Dec 2 '07 #6
On Dec 3, 12:02 am, Paul Rubin <http://phr...@NOSPAM.invalidwrote:
"ram.rac...@gmail.com" <ram.rac...@gmail.comwrites:
I think I understood the question. It sounds like a numerical methods
homework problem. Basically you have f(x0), f(x1), etc. and you want
to extrapolate to x=infinity. Hint: think of a0=1/x0, a1=1/x1, etc.
so your initial data is f(1/a0), f(1/a1), etc. and it should be pretty
obvious what to do next.
Well Paul, it's not obvious to me, so if you could explain it I'll be
grateful.

Basically define g(x) = f(1/x). So you have this g(a0), g(a1), g(a2), ...
and you can fit a curve through them with your favorite extrapolation
formula (see a numerics book for lots of choices). Then compute g(0).
Thank you Paul. This seems to make sense :)
I'll try to implement it.

Best Wishes,
Ram.
Dec 2 '07 #7
On Dec 2, 5:27 pm, "ram.rac...@gmail.com" <ram.rac...@gmail.com>
wrote:
It will accept a few data points (x,f(x)) of a function
that converges to some finite value when x converges to infinity. I
need the algorithm to guess what that limit is.
Since there are an infinity of ways to estimate the limit, I suggest
sticking to the simplest one:

def guess_limit(points):
x, y = max(points)
return y
[
[1,8],
[2,7.5],
[3,7.25],
[4,7.125]
]
Then the output will be 7. Or at least something close.
For this data set, my function will return 7.125. Is it close enough?
Finding a better estimation is more a math problem than a Python one.

Best regards,
--
Roberto Bonvallet
Dec 2 '07 #8
On Dec 3, 1:33 am, Roberto Bonvallet <rbonv...@gmail.comwrote:
On Dec 2, 5:27 pm, "ram.rac...@gmail.com" <ram.rac...@gmail.com>
wrote:
It will accept a few data points (x,f(x)) of a function
that converges to some finite value when x converges to infinity. I
need the algorithm to guess what that limit is.

Since there are an infinity of ways to estimate the limit, I suggest
sticking to the simplest one:

def guess_limit(points):
x, y = max(points)
return y
[
[1,8],
[2,7.5],
[3,7.25],
[4,7.125]
]
Then the output will be 7. Or at least something close.

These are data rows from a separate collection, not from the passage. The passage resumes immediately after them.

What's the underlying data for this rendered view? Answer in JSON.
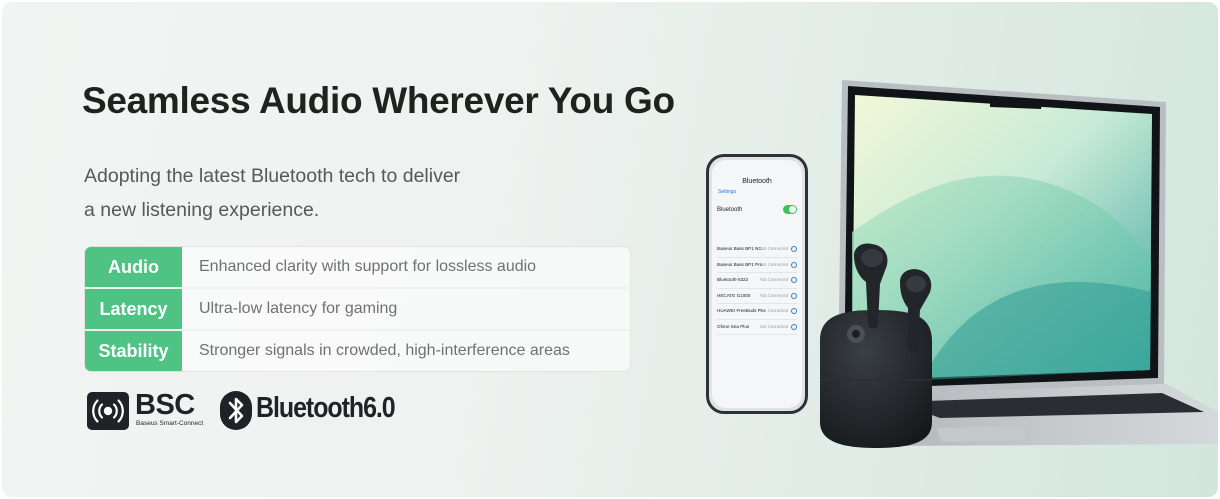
{
  "headline": "Seamless Audio Wherever You Go",
  "subtitle_lines": [
    "Adopting the latest Bluetooth tech to deliver",
    "a new listening experience."
  ],
  "specs": [
    {
      "label": "Audio",
      "value": "Enhanced clarity with support for lossless audio"
    },
    {
      "label": "Latency",
      "value": "Ultra-low latency for gaming"
    },
    {
      "label": "Stability",
      "value": "Stronger signals in crowded, high-interference areas"
    }
  ],
  "logos": {
    "bsc": {
      "text": "BSC",
      "caption": "Baseus Smart-Connect",
      "icon": "signal-broadcast-icon"
    },
    "bluetooth": {
      "text": "Bluetooth6.0",
      "icon": "bluetooth-icon"
    }
  },
  "phone": {
    "title": "Bluetooth",
    "back_label": "Settings",
    "toggle_label": "Bluetooth",
    "devices": [
      {
        "name": "Baseus Bass BP1 NC",
        "status": "Not Connected"
      },
      {
        "name": "Baseus Bass BP1 Pro",
        "status": "Not Connected"
      },
      {
        "name": "Bluetooth-5322",
        "status": "Not Connected"
      },
      {
        "name": "HECATE G1000",
        "status": "Not Connected"
      },
      {
        "name": "HUAWEI FreeBuds Pro",
        "status": "Not Connected"
      },
      {
        "name": "Ofone Sea Plus",
        "status": "Not Connected"
      }
    ]
  },
  "colors": {
    "accent_green": "#4fc383",
    "headline": "#1e2320",
    "body_text": "#55595a",
    "logo_dark": "#1f2226",
    "product_black": "#1c1f22"
  }
}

For this data set, my function will return 7.125. Is it close enough?
Finding a better estimation is more a math problem than a Python one.

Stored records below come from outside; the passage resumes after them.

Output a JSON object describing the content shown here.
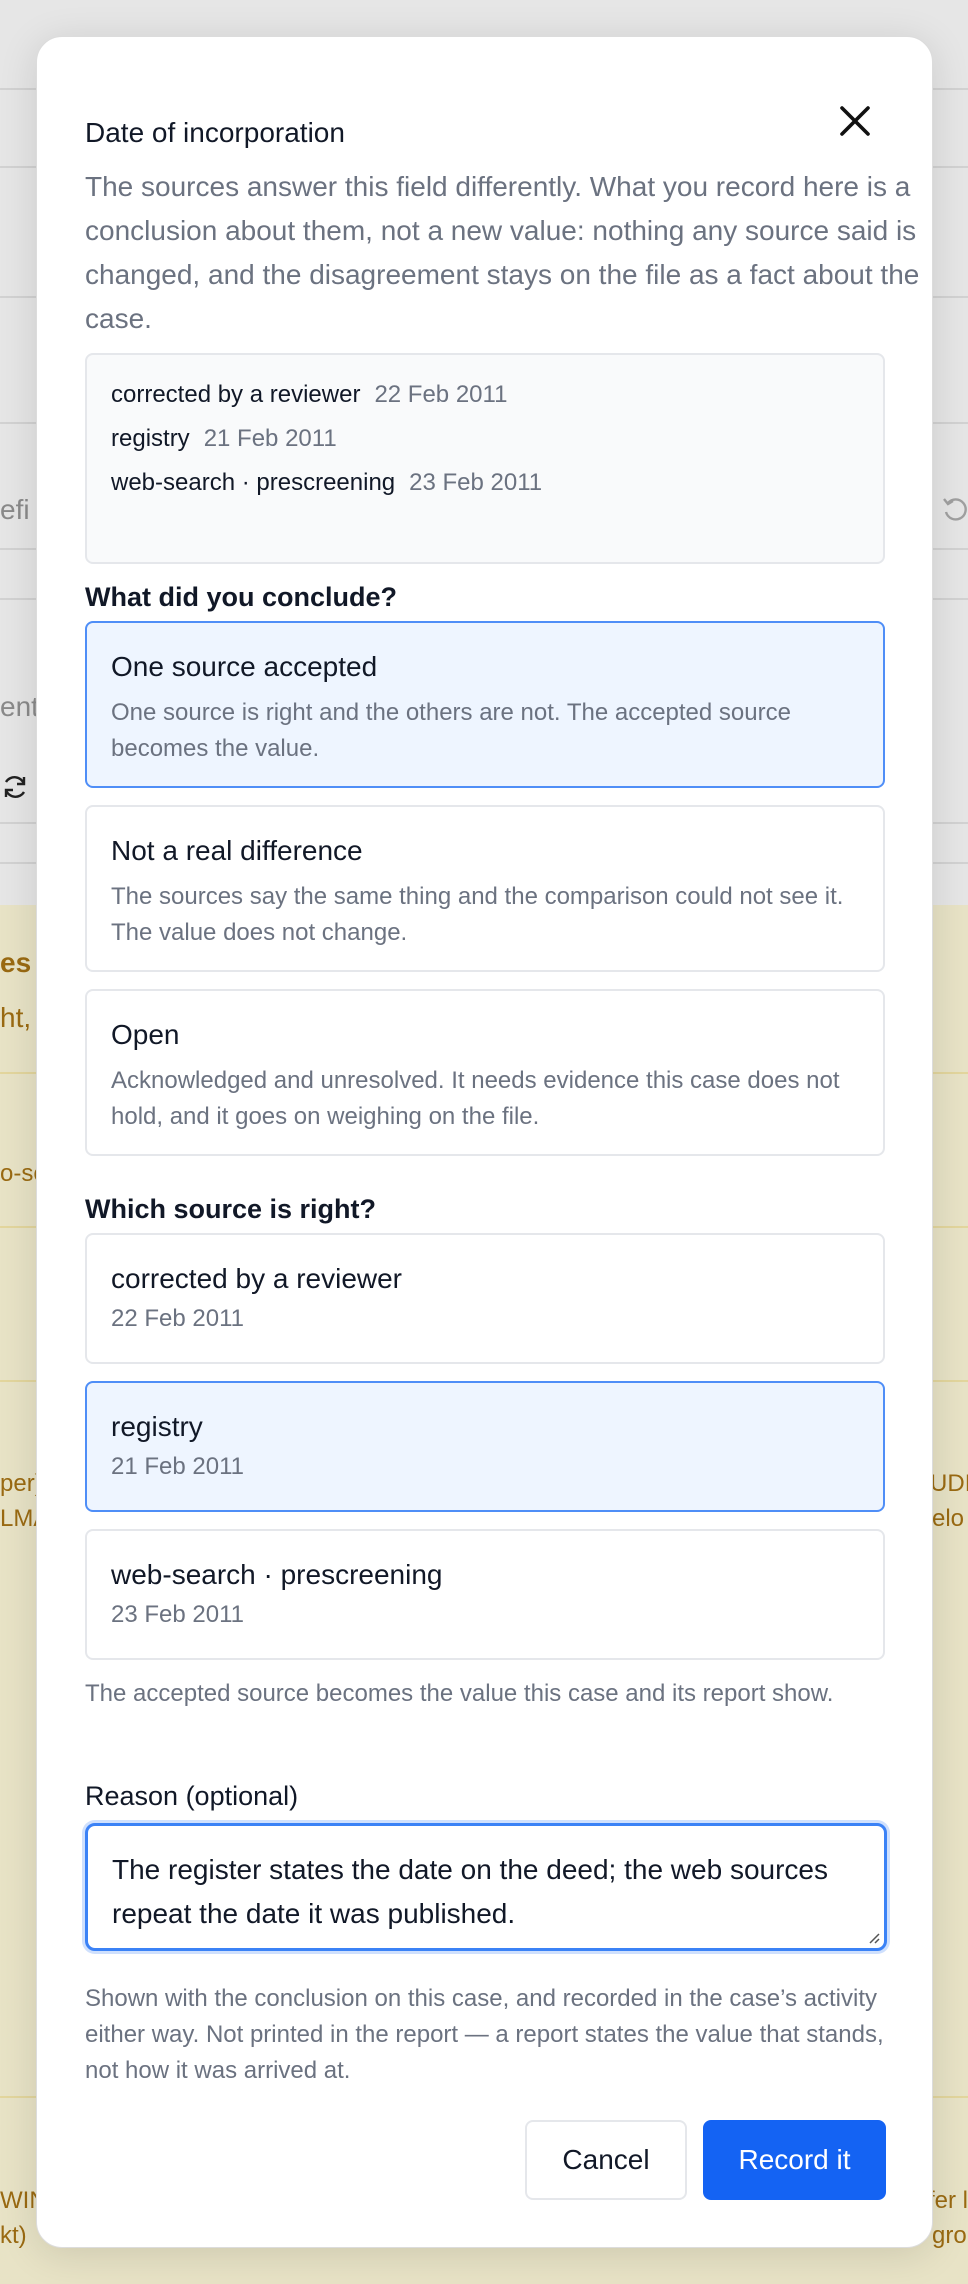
{
  "background": {
    "fragments": [
      {
        "text": "efi",
        "tone": "grey"
      },
      {
        "text": "ents",
        "tone": "grey"
      },
      {
        "text": "es",
        "tone": "brown"
      },
      {
        "text": "ht,",
        "tone": "brown"
      },
      {
        "text": "o-se",
        "tone": "brown"
      },
      {
        "text": "per)",
        "tone": "brown"
      },
      {
        "text": "LMA",
        "tone": "brown"
      },
      {
        "text": "UDI",
        "tone": "brown"
      },
      {
        "text": "elo",
        "tone": "brown"
      },
      {
        "text": "WIN",
        "tone": "brown"
      },
      {
        "text": "kt)",
        "tone": "brown"
      },
      {
        "text": "fer l",
        "tone": "brown"
      },
      {
        "text": "gro",
        "tone": "brown"
      }
    ],
    "icons": [
      "undo-icon",
      "refresh-icon"
    ]
  },
  "dialog": {
    "title": "Date of incorporation",
    "close_icon": "close-icon",
    "intro": "The sources answer this field differently. What you record here is a conclusion about them, not a new value: nothing any source said is changed, and the disagreement stays on the file as a fact about the case.",
    "sources": [
      {
        "name": "corrected by a reviewer",
        "date": "22 Feb 2011"
      },
      {
        "name": "registry",
        "date": "21 Feb 2011"
      },
      {
        "name": "web-search · prescreening",
        "date": "23 Feb 2011"
      }
    ],
    "conclusion_label": "What did you conclude?",
    "conclusions": [
      {
        "title": "One source accepted",
        "description": "One source is right and the others are not. The accepted source becomes the value.",
        "selected": true
      },
      {
        "title": "Not a real difference",
        "description": "The sources say the same thing and the comparison could not see it. The value does not change.",
        "selected": false
      },
      {
        "title": "Open",
        "description": "Acknowledged and unresolved. It needs evidence this case does not hold, and it goes on weighing on the file.",
        "selected": false
      }
    ],
    "source_choice_label": "Which source is right?",
    "source_choices": [
      {
        "name": "corrected by a reviewer",
        "date": "22 Feb 2011",
        "selected": false
      },
      {
        "name": "registry",
        "date": "21 Feb 2011",
        "selected": true
      },
      {
        "name": "web-search · prescreening",
        "date": "23 Feb 2011",
        "selected": false
      }
    ],
    "source_choice_note": "The accepted source becomes the value this case and its report show.",
    "reason_label": "Reason (optional)",
    "reason_value": "The register states the date on the deed; the web sources repeat the date it was published.",
    "reason_note": "Shown with the conclusion on this case, and recorded in the case’s activity either way. Not printed in the report — a report states the value that stands, not how it was arrived at.",
    "cancel_label": "Cancel",
    "submit_label": "Record it",
    "colors": {
      "accent": "#1463f3",
      "selected_bg": "#eef5ff",
      "selected_border": "#4f8ef7"
    }
  }
}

Best regards,
--
Roberto Bonvallet
Roberto, your Zen-Python wisdom is irresistible :)
Dec 3 '07 #9
Hi,
>
I'm looking for a piece of code, preferably in Python, that will do
the following. It will accept a few data points (x,f(x)) of a function
that converges to some finite value when x converges to infinity. I
need the algorithm to guess what that limit is, to whatever precision
it can.

For example, if the input is:

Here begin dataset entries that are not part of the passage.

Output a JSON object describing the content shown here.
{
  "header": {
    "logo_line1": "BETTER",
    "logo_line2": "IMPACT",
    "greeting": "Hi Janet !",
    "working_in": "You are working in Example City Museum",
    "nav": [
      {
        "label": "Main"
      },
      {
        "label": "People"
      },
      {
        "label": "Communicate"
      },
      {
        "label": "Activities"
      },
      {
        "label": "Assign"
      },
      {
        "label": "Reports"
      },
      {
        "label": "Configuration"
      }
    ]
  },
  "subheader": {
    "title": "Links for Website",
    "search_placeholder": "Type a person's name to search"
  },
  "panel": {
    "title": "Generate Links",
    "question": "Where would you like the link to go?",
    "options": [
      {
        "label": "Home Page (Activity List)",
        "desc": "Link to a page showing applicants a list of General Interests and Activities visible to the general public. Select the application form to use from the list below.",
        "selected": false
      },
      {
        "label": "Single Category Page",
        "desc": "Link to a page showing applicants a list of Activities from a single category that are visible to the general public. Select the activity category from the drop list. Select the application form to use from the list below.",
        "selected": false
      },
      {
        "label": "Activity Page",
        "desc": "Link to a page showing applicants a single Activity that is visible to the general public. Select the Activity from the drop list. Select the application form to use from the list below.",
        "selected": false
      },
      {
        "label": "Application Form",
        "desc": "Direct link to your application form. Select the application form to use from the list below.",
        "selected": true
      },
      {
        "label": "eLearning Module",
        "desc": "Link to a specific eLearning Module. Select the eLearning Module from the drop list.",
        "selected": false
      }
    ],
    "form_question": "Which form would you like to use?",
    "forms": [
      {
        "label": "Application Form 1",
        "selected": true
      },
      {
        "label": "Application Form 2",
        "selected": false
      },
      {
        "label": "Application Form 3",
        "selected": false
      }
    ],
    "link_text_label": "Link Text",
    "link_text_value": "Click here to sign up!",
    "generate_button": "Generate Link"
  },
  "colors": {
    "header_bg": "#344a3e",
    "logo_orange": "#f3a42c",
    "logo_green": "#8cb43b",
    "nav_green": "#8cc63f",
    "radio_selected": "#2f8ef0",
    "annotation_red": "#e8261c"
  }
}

[
[1,8],
[2,7.5],
[3,7.25],
[4,7.125]
]

Then the output will be 7. Or at least something close.

Does anyone know anything like that?
It is obvious that in general this is an unsolvable problem. But if you
know for some reason that your series/functions are "well behaved" in
some sense it still might be possible to do something reasonable and
there has some work been done on these things. You might e.g. google for
Wynns epsilon method which gives some examples and references for
related stuff.

hth,

albert
Dec 3 '07 #10
One of the difficulties of this kind of a problem is that one is looking for
a solution to a limited number of data points for which it may be possible
to define a function. There can never be a guarantee that the chosen "fit"
can be reliably extrapolated. You need to tie a possible solution to the
realworld characteristics of that data. Just taking a bunch of data by
itself cannot be sufficient.
Gord
Dec 3 '07 #11

This discussion thread is closed

Replies have been disabled for this discussion.

Similar topics

3 posts views Thread by CajunCoiler \(http://www.cajuncoiler.tk\) | last post: by
3 posts views Thread by Cengiz Dincoglu | last post: by
3 posts views Thread by Colleyville Alan | last post: by
9 posts views Thread by James Macbell | last post: by
4 posts views Thread by sathyashrayan | last post: by
4 posts views Thread by Gerino | last post: by
81 posts views Thread by Peter Olcott | last post: by
10 posts views Thread by orsula | last post: by
reply views Thread by rosydwin | last post: by

By using Bytes.com and it's services, you agree to our Privacy Policy and Terms of Use.

To disable or enable advertisements and analytics tracking please visit the manage ads & tracking page.